### DATA ###

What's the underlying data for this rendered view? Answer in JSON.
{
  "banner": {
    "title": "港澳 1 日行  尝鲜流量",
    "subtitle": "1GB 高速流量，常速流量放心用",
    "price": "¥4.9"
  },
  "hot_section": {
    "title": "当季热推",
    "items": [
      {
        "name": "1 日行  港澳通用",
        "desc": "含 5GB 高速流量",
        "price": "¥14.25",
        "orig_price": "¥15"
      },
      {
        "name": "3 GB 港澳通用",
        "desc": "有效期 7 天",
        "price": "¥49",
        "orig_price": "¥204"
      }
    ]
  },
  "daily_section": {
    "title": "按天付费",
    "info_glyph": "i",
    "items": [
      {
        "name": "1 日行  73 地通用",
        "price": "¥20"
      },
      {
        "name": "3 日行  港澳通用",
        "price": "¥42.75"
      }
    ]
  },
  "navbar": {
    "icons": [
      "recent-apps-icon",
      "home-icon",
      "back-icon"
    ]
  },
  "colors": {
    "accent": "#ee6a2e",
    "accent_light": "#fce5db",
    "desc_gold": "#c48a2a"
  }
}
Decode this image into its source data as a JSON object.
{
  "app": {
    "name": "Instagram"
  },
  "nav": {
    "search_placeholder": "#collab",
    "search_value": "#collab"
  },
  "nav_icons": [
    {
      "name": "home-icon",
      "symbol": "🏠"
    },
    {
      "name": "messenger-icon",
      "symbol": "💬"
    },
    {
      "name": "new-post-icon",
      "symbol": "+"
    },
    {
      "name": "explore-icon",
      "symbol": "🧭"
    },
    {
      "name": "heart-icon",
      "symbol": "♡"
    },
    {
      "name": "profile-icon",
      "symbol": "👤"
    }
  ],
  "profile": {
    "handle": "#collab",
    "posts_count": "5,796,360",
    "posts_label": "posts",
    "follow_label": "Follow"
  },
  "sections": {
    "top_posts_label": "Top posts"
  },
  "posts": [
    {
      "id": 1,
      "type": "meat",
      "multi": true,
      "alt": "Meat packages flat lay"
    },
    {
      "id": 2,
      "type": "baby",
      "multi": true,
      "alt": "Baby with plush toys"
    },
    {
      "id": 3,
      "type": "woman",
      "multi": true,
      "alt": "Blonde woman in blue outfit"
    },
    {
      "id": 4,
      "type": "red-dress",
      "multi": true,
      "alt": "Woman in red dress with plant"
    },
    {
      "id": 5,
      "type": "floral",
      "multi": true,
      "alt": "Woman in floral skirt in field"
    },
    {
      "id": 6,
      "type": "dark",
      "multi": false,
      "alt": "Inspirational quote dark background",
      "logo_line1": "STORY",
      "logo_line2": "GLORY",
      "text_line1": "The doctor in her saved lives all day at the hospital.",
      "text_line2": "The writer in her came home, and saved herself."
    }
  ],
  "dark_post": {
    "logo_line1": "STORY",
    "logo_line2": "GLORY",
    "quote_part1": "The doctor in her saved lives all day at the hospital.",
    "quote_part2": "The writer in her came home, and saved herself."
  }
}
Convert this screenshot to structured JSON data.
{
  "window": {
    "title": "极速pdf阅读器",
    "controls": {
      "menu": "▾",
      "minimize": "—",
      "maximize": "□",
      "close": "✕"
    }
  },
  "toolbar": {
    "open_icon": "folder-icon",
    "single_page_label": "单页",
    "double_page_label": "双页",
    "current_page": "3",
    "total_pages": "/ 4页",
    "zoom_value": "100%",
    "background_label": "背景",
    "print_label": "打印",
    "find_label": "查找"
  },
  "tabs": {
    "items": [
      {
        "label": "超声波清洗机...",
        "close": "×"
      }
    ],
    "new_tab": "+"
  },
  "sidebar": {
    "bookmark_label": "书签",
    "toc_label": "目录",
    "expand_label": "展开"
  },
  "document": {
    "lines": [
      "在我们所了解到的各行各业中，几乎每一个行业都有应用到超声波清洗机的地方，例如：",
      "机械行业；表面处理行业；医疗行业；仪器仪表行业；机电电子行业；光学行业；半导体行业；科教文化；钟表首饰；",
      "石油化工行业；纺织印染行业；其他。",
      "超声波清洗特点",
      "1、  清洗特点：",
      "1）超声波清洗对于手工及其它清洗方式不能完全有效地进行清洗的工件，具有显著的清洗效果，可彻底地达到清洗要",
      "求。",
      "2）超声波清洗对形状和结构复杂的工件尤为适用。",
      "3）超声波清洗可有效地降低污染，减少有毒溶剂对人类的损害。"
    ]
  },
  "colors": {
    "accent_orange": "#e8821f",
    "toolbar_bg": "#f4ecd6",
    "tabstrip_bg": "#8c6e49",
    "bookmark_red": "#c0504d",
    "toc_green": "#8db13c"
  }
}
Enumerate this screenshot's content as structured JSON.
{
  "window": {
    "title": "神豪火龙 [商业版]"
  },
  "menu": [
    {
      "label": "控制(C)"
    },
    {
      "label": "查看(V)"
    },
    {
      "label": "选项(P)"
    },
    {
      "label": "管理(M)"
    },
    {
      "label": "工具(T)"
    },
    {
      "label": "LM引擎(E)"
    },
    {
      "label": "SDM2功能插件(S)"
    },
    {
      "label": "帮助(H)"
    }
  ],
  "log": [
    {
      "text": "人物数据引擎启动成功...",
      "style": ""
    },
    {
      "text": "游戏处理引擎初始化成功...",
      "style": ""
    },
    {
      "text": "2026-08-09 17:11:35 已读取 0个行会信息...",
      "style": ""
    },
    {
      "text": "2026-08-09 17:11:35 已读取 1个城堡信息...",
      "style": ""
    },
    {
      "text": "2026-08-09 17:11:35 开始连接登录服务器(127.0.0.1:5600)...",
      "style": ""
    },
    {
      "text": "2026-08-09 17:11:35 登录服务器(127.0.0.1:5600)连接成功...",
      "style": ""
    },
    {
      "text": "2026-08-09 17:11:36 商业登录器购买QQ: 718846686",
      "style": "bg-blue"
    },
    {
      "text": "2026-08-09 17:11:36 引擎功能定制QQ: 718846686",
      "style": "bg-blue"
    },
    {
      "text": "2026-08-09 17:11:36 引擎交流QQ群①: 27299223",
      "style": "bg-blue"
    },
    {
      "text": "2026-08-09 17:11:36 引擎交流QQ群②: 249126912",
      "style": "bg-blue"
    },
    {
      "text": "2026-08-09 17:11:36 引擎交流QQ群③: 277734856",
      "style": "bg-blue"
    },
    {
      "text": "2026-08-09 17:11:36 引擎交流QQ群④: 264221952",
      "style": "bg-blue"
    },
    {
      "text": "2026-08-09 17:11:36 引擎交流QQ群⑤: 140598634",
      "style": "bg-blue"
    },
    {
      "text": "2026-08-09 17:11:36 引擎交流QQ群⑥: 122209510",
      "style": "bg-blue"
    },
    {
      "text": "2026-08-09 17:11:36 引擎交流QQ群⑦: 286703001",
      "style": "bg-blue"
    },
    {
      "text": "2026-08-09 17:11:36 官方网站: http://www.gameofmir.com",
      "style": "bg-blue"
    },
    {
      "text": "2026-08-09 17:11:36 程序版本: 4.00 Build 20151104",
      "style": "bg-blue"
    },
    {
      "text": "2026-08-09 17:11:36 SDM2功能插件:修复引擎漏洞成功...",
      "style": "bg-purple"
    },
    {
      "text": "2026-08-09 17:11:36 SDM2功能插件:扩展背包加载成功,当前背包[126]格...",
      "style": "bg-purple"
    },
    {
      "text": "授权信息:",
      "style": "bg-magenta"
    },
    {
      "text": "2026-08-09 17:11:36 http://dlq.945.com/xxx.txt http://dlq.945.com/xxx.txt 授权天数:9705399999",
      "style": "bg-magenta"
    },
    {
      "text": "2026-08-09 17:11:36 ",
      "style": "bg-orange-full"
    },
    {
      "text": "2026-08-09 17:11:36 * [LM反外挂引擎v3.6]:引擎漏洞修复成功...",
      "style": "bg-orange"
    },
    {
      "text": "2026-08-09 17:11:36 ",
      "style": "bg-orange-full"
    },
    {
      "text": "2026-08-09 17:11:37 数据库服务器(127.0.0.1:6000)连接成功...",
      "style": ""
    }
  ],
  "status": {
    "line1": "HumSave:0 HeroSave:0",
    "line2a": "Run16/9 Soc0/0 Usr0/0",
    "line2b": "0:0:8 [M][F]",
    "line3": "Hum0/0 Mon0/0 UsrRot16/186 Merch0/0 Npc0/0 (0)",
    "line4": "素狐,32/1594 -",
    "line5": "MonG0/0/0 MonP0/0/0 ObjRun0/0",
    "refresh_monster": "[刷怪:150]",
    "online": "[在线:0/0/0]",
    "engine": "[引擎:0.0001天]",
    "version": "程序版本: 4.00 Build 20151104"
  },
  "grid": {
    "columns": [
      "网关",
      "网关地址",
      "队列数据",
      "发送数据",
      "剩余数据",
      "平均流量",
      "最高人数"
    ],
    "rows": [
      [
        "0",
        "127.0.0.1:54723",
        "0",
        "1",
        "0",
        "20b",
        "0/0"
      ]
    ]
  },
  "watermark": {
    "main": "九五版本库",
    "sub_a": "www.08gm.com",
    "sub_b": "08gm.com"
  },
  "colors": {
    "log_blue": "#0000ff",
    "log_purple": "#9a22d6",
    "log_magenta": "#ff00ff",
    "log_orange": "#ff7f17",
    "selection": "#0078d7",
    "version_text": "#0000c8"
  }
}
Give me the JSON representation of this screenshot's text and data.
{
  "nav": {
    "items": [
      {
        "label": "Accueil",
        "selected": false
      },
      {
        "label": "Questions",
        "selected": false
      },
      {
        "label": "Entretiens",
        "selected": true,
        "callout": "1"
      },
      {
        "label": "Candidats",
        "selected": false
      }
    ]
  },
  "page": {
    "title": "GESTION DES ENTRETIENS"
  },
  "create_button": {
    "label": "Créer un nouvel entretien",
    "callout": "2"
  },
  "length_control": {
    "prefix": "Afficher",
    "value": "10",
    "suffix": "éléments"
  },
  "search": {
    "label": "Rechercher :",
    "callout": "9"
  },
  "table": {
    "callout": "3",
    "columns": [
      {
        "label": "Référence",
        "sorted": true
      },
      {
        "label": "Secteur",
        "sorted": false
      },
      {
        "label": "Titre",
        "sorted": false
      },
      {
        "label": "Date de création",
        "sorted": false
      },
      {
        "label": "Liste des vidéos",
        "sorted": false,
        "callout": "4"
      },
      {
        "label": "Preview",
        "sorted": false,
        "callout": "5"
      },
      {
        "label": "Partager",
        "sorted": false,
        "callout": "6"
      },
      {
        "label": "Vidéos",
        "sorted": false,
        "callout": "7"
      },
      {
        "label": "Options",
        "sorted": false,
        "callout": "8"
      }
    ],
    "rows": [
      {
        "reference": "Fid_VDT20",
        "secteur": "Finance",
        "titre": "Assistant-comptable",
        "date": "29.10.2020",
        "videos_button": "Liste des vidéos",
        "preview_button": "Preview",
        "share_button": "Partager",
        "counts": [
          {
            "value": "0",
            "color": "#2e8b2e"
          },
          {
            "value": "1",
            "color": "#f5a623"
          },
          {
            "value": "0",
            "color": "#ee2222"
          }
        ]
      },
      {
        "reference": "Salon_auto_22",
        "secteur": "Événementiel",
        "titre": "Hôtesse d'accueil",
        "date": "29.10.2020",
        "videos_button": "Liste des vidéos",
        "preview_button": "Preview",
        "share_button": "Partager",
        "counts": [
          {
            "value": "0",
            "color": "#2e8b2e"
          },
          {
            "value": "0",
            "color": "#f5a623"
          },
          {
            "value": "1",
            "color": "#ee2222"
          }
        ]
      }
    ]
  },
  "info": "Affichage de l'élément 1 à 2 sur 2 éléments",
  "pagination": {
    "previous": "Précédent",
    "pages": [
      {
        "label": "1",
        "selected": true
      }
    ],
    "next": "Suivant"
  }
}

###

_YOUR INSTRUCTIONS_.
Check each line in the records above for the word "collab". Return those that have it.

_PROBLEM SOLUTION_.
    "search_placeholder": "#collab",
    "search_value": "#collab"
    "handle": "#collab",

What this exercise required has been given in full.